▶ **To do**
Give back the entries that follow exactly as written. Any picture gets left out.

▶ **Supplied information**
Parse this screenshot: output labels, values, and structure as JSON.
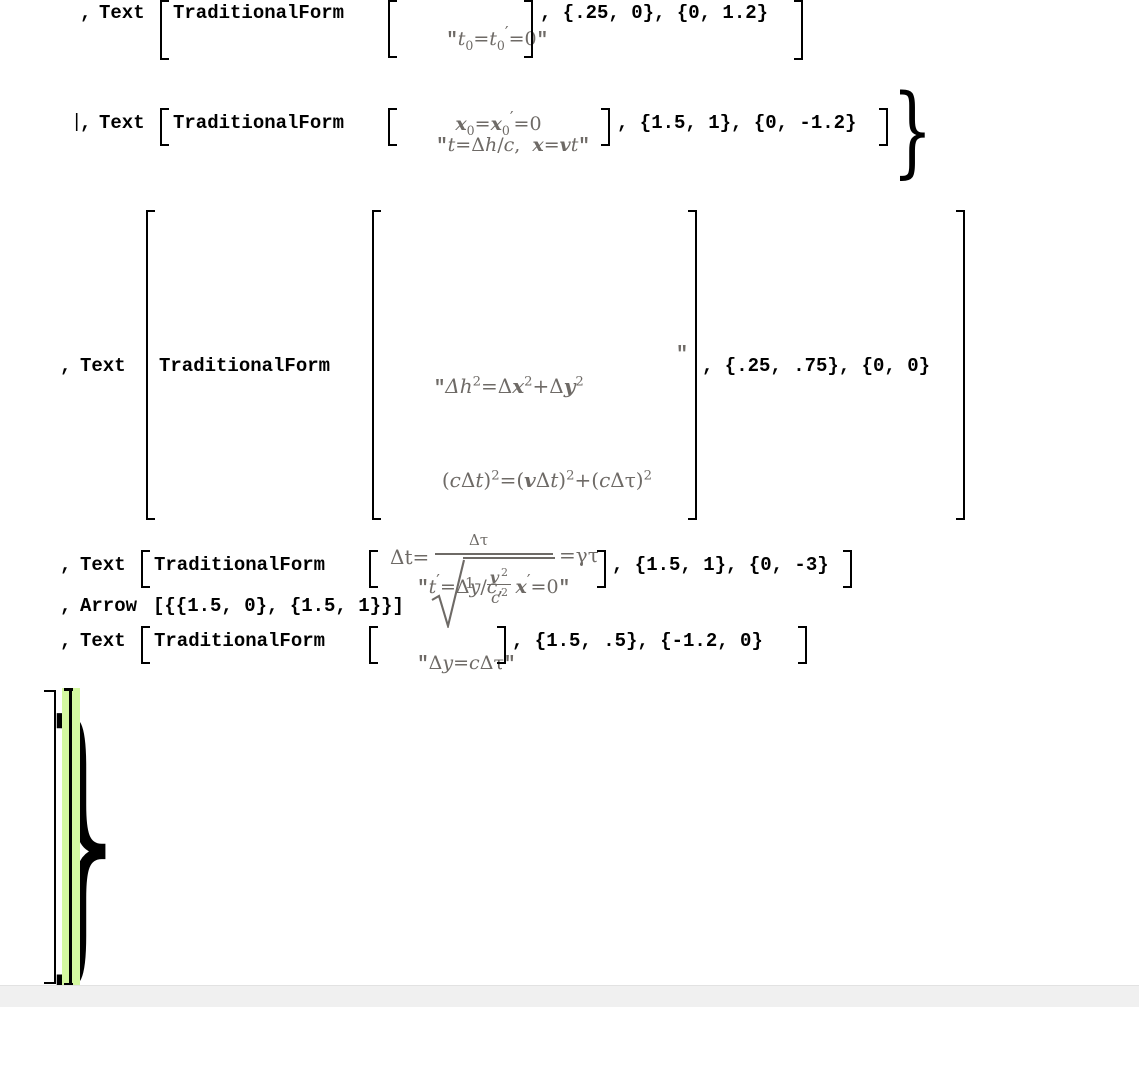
{
  "notebook": {
    "background": "#ffffff",
    "code_color": "#000000",
    "string_color": "#6e6a66",
    "cell_bracket_highlight": "#d4f8a0",
    "chrome_color": "#f0f0f0"
  },
  "line1": {
    "comma": ", ",
    "head": "Text",
    "inner_head": "TraditionalForm",
    "string_line_a_parts": {
      "t": "t",
      "sub0": "0",
      "eq": "=",
      "t2": "t",
      "sub0b": "0",
      "prime": "′",
      "rest": "=0"
    },
    "string_line_b_parts": {
      "x": "x",
      "sub0": "0",
      "eq": "=",
      "x2": "x",
      "sub0b": "0",
      "prime": "′",
      "rest": "=0"
    },
    "coords": ", {.25, 0}, {0, 1.2}"
  },
  "line2": {
    "pipe": "|",
    "comma": ", ",
    "head": "Text",
    "inner_head": "TraditionalForm",
    "string": "\"t=Δh/c,  x=vt\"",
    "string_parts": {
      "a": "t",
      "b": "=Δ",
      "c": "h",
      "d": "/",
      "e": "c",
      "f": ",  ",
      "g": "x",
      "h": "=",
      "i": "v",
      "j": "t"
    },
    "coords": ", {1.5, 1}, {0, -1.2}",
    "close_bracket": "]"
  },
  "line3": {
    "comma": ", ",
    "head": "Text",
    "inner_head": "TraditionalForm",
    "formula": {
      "row1": {
        "dh": "Δh",
        "sup1": "2",
        "eq": "=Δ",
        "x": "x",
        "sup2": "2",
        "plus": "+Δ",
        "y": "y",
        "sup3": "2"
      },
      "row2": {
        "o1": "(",
        "c": "c",
        "d1": "Δ",
        "t1": "t",
        "c1": ")",
        "s1": "2",
        "eq": "=",
        "o2": "(",
        "v": "v",
        "d2": "Δ",
        "t2": "t",
        "c2": ")",
        "s2": "2",
        "plus": "+",
        "o3": "(",
        "c3": "c",
        "d3": "Δ",
        "tau": "τ",
        "c4": ")",
        "s3": "2"
      },
      "row3": {
        "lhs": "Δt=",
        "num": "Δτ",
        "den_one": "1-",
        "den_v": "v",
        "den_vsup": "2",
        "den_c": "c",
        "den_csup": "2",
        "rhs": "=γτ"
      }
    },
    "coords": ", {.25, .75}, {0, 0}"
  },
  "line4": {
    "comma": ", ",
    "head": "Text",
    "inner_head": "TraditionalForm",
    "string_parts": {
      "t": "t",
      "prime": "′",
      "eq": "=Δ",
      "y": "y",
      "slash": "/",
      "c": "c",
      "sep": ",  ",
      "x": "x",
      "xprime": "′",
      "zero": "=0"
    },
    "coords": ", {1.5, 1}, {0, -3}",
    "close_bracket": "]"
  },
  "line5": {
    "comma": ", ",
    "head": "Arrow",
    "args": "[{{1.5, 0}, {1.5, 1}}]"
  },
  "line6": {
    "comma": ", ",
    "head": "Text",
    "inner_head": "TraditionalForm",
    "string_parts": {
      "d": "Δ",
      "y": "y",
      "eq": "=",
      "c": "c",
      "d2": "Δ",
      "tau": "τ"
    },
    "coords": ", {1.5, .5}, {-1.2, 0}",
    "close_bracket": "]"
  },
  "closers": {
    "brace_close": "}",
    "bracket_close": "]"
  }
}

▶ **Exercise response**
Parse this screenshot: output labels, values, and structure as JSON.
{
  "notebook": {
    "background": "#ffffff",
    "code_color": "#000000",
    "string_color": "#6e6a66",
    "cell_bracket_highlight": "#d4f8a0",
    "chrome_color": "#f0f0f0"
  },
  "line1": {
    "comma": ", ",
    "head": "Text",
    "inner_head": "TraditionalForm",
    "string_line_a_parts": {
      "t": "t",
      "sub0": "0",
      "eq": "=",
      "t2": "t",
      "sub0b": "0",
      "prime": "′",
      "rest": "=0"
    },
    "string_line_b_parts": {
      "x": "x",
      "sub0": "0",
      "eq": "=",
      "x2": "x",
      "sub0b": "0",
      "prime": "′",
      "rest": "=0"
    },
    "coords": ", {.25, 0}, {0, 1.2}"
  },
  "line2": {
    "pipe": "|",
    "comma": ", ",
    "head": "Text",
    "inner_head": "TraditionalForm",
    "string": "\"t=Δh/c,  x=vt\"",
    "string_parts": {
      "a": "t",
      "b": "=Δ",
      "c": "h",
      "d": "/",
      "e": "c",
      "f": ",  ",
      "g": "x",
      "h": "=",
      "i": "v",
      "j": "t"
    },
    "coords": ", {1.5, 1}, {0, -1.2}",
    "close_bracket": "]"
  },
  "line3": {
    "comma": ", ",
    "head": "Text",
    "inner_head": "TraditionalForm",
    "formula": {
      "row1": {
        "dh": "Δh",
        "sup1": "2",
        "eq": "=Δ",
        "x": "x",
        "sup2": "2",
        "plus": "+Δ",
        "y": "y",
        "sup3": "2"
      },
      "row2": {
        "o1": "(",
        "c": "c",
        "d1": "Δ",
        "t1": "t",
        "c1": ")",
        "s1": "2",
        "eq": "=",
        "o2": "(",
        "v": "v",
        "d2": "Δ",
        "t2": "t",
        "c2": ")",
        "s2": "2",
        "plus": "+",
        "o3": "(",
        "c3": "c",
        "d3": "Δ",
        "tau": "τ",
        "c4": ")",
        "s3": "2"
      },
      "row3": {
        "lhs": "Δt=",
        "num": "Δτ",
        "den_one": "1-",
        "den_v": "v",
        "den_vsup": "2",
        "den_c": "c",
        "den_csup": "2",
        "rhs": "=γτ"
      }
    },
    "coords": ", {.25, .75}, {0, 0}"
  },
  "line4": {
    "comma": ", ",
    "head": "Text",
    "inner_head": "TraditionalForm",
    "string_parts": {
      "t": "t",
      "prime": "′",
      "eq": "=Δ",
      "y": "y",
      "slash": "/",
      "c": "c",
      "sep": ",  ",
      "x": "x",
      "xprime": "′",
      "zero": "=0"
    },
    "coords": ", {1.5, 1}, {0, -3}",
    "close_bracket": "]"
  },
  "line5": {
    "comma": ", ",
    "head": "Arrow",
    "args": "[{{1.5, 0}, {1.5, 1}}]"
  },
  "line6": {
    "comma": ", ",
    "head": "Text",
    "inner_head": "TraditionalForm",
    "string_parts": {
      "d": "Δ",
      "y": "y",
      "eq": "=",
      "c": "c",
      "d2": "Δ",
      "tau": "τ"
    },
    "coords": ", {1.5, .5}, {-1.2, 0}",
    "close_bracket": "]"
  },
  "closers": {
    "brace_close": "}",
    "bracket_close": "]"
  }
}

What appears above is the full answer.